I have two arguments with this film. Yes, two, and one of them is hardly viable because it’s based on my unfair expectations. I expected Cinderella
to have a more, well, “adult” — or at least less “silly”/childish I guess — vibe; I expected there to be a little more logic than there turned out to be (although, thank Heaven, spoiler alert
Ella meets the prince before
the ball end of spoiler
) and a little less “girliness” total. I think if I had gone in without
those expectations, I would have liked the movie even more than I do now. My second complaint is that much of the scenery looks CGI’d; in fact, in the scene where Ella’s riding her beautiful dapple gray horse (I. Want. That. Horse.), my mom noticed that the scenery moved too quickly for her horse’s speed! As far as other details go, I randomly noticed that if Lady Tremaine can’t afford servants, then why is Ella’s horse newly shod. . . . But, you know, that was indeed a random detail.
Plot-wise — and I guess this is logic-wise as well — it does a good job of filling in the awful holes the animated story gives you. Ella isn’t just naturally good; her kindness arises from a promise she made to her mother on her deathbed, to “have courage and be kind.” Lady Tremaine is also given a reason for her jealousy of Ella — she sees Ella as a girl who has the purity and kindness she never had, who is happy despite having lost a mother and a father, and Lady Tremaine can’t bear that when her heart is broken from the loss of her first husband. I enjoyed the subtly added intrigue between Lady Tremaine and the Grand Duke — as I said, they gave the Grand Duke a personality; rather than being buffoonish, he plays a much larger, more realistic role in running the kingdom smoothly, even if he sometimes leads that role immorally.

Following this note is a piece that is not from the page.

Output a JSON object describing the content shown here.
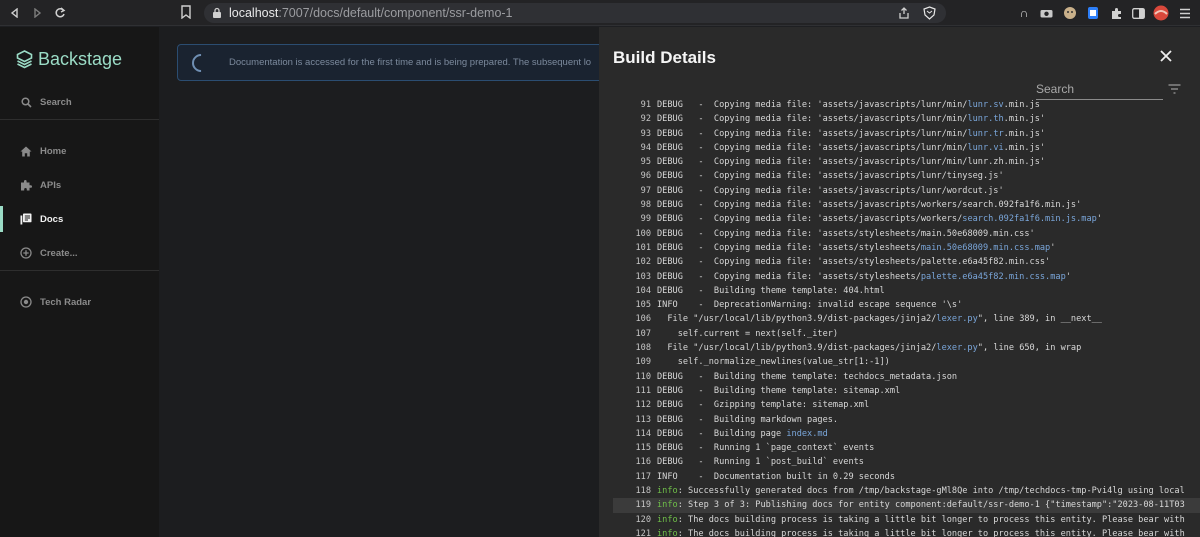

Altogether, I really liked this movie. The costuming was beautiful (HER DRESS, people) and so were the settings, even if they did look overdone sometimes. I thought the casting was spot-on in almost everybody’s case and it’s definitely a film I’d love to have on DVD (I don’t say that often, mind you — I don’t watch many movies anymore and renting them is cheaper than buying them since I watch so few of them).
Did you go see it? What were your thoughts?